I should mention at this point that, while I read Joshua's review when I published it last August, I did not look at it again until well after this review was fully formed, but not yet edited (yes, I edit; really). That we make some of the same references is interesting, though not unexpected. I don't hear the Spock's Beard that he does, however.

So, what do I think of it? I love it! Yes, this is very good album. It's not great, but it hints that something great might be forthcoming from this UK group. Those who like "difficult" or "complex" prog will find it a little "soft," a little too "pretty." And the catchiness might persuade some other "prog-snobs" that it isn't prog... But I love it. I don't care, I love it.

Released in conjunction with Hollyground Records (HDYCD04)
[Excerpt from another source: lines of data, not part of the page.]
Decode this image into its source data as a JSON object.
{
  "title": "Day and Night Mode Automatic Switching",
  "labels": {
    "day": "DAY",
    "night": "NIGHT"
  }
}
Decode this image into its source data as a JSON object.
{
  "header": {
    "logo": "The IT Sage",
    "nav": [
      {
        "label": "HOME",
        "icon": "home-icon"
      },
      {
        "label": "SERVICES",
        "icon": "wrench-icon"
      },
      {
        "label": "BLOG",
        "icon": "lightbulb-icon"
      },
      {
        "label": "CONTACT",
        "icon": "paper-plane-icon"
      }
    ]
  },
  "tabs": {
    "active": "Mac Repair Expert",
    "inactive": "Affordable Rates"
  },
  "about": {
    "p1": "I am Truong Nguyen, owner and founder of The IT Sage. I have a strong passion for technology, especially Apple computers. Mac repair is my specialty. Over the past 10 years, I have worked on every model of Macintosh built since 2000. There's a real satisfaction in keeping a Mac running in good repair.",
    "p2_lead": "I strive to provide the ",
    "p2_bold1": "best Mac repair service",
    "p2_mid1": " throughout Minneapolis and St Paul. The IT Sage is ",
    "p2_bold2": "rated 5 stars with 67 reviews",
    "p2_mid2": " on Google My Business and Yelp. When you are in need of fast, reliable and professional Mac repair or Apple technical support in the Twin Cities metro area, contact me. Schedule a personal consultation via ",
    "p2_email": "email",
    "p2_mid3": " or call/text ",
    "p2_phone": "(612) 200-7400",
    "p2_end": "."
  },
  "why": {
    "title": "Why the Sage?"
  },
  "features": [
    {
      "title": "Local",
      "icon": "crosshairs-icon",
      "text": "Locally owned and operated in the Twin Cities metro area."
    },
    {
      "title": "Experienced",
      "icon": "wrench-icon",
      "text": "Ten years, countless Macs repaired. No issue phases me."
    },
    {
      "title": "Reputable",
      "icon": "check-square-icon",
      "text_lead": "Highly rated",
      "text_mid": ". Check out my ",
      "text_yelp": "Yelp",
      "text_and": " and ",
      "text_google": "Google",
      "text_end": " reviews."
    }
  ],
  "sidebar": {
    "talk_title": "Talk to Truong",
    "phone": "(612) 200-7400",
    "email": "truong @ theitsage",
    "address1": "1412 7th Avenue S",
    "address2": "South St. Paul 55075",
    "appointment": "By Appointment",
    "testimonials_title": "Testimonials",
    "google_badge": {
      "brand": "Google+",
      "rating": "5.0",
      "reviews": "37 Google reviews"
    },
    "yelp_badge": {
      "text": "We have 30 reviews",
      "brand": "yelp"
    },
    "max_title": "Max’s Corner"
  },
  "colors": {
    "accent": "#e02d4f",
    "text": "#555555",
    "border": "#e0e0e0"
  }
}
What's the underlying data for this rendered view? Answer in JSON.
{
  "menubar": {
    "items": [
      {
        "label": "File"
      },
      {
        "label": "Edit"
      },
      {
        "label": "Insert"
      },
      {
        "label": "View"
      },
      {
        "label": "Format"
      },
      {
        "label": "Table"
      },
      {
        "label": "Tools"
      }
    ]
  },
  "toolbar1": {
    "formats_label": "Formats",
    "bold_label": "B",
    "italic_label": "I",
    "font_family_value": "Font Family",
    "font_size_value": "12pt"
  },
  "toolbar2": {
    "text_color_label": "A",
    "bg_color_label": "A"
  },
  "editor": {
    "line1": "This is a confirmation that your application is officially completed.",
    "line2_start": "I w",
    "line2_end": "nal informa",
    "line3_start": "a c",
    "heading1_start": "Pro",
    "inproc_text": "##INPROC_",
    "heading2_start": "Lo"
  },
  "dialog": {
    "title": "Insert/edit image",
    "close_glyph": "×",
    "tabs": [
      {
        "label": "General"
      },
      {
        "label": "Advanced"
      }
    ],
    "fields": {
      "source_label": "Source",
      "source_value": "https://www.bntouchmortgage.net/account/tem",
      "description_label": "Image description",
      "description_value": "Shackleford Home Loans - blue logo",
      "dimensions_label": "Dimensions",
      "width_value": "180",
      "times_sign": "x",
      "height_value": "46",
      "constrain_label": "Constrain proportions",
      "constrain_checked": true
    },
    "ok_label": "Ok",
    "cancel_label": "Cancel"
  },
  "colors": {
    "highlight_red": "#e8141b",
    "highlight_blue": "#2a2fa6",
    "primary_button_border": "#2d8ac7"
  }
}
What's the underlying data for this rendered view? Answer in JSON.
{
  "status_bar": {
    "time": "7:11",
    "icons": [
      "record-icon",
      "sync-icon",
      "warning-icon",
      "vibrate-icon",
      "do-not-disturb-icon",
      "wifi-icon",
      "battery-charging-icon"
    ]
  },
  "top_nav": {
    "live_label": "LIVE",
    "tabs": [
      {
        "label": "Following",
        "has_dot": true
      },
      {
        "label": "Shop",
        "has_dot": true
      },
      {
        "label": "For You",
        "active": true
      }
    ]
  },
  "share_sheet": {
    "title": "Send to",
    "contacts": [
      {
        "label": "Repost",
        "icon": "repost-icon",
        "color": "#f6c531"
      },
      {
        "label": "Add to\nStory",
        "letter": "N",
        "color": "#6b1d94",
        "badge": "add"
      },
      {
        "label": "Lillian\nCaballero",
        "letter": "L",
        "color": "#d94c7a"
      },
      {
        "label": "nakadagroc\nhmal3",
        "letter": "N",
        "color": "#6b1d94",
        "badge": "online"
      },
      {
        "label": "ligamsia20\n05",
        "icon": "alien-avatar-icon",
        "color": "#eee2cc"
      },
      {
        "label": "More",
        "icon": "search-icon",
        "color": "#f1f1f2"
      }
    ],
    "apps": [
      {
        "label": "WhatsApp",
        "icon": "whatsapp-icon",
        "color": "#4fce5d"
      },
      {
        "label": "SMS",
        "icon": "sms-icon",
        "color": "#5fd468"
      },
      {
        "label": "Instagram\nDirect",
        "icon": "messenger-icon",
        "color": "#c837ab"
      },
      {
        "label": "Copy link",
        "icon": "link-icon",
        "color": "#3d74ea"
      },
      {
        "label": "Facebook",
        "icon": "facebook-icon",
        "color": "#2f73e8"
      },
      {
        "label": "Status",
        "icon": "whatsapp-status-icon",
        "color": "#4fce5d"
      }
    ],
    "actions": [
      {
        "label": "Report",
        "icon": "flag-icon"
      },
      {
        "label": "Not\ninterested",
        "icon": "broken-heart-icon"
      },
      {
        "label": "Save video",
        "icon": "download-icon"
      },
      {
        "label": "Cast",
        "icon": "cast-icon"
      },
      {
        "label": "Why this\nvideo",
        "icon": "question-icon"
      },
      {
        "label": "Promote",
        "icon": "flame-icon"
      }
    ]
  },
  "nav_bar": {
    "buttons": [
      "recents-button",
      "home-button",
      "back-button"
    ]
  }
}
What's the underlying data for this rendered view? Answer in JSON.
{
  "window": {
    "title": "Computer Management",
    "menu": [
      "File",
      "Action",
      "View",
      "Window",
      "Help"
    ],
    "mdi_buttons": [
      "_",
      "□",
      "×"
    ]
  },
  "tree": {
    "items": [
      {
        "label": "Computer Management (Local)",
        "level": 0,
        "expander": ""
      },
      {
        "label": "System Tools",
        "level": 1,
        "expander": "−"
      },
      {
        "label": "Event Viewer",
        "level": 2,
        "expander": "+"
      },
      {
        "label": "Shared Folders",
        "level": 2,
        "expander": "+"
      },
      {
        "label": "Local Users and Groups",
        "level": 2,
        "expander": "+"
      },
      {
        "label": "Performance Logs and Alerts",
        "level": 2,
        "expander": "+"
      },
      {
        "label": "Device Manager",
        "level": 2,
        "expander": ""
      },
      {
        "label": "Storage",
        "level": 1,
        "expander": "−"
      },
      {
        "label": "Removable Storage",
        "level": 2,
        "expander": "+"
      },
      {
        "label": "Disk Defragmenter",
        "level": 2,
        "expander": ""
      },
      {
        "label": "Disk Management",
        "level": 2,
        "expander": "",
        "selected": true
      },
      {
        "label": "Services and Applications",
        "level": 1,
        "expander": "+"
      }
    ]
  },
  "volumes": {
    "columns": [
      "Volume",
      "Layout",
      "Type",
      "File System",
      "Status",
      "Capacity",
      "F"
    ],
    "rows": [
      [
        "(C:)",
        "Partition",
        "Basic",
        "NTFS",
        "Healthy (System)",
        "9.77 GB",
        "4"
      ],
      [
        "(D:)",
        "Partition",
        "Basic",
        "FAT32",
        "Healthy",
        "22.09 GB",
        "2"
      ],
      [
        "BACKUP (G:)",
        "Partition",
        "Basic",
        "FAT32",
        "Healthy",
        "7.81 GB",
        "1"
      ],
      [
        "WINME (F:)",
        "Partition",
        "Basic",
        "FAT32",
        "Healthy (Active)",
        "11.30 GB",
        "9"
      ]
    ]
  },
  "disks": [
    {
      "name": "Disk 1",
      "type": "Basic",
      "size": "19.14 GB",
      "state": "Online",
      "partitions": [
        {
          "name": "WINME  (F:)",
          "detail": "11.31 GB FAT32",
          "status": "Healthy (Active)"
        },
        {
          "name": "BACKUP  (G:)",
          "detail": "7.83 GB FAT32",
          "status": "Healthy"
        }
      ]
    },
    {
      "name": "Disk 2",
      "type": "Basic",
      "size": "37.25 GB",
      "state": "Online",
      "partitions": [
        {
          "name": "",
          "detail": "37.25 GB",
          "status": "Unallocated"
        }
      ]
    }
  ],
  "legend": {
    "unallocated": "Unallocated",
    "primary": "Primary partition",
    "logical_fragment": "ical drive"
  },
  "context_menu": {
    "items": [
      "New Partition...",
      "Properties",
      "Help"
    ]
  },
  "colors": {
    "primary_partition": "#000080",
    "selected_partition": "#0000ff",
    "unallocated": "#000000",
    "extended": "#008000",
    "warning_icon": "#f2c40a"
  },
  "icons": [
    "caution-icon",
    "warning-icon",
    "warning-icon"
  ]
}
Circus Of The Absurd (7:57) / Ghosts Of Years (6:01) / Believe Me Now (4:52) / Building A Perfect Universe Pt 1 (4:45): i) Endless Space - ii) The Spark - iii) Creating God / Building A Perfect Universe Pt 2 (5:02): i) Understanding The Machine - ii) All That You See / Song Of The Albatross (7:02) / Black Sun (7:14) / Reborn [Live] (6:20) / Circus Of The Absurd [Edit] (5:44)

Andy Wells - vocals, guitar, bass, fretless bass, piano, organ, mellotron, Roland Super JX 10, Roland JX3P, Yamaha CP70 E Grand, Yamaha SY22, ARP, Moog, Mini-Moog, harpsichord, emulator, Fender Rhodes, Solina String Ensemble
Tony Drake - electric and acoustic guitars, vocals; lead vocals (8)
Kev Mulvihill - drums and percussion; tubular bells and timpani (4,5)
Oliver Drake - additional guitar (1), fretless bass (2)
Mike Syslo - bass (7, 8)
Emma Pearson - organ, mellotron, ARP synthesizer (8)

Pilgrammage (2004)
EP (ep) (2007)
The Great Divide (tba)

Genre: Symphonic Prog

Origin UK

Added: February 27th 2005
Reviewer: Stephanie Sollow
Artist website: www.pilgrym.co.uk
Hits: 629
Language: english


[ Back to Reviews Index | Post Comment ]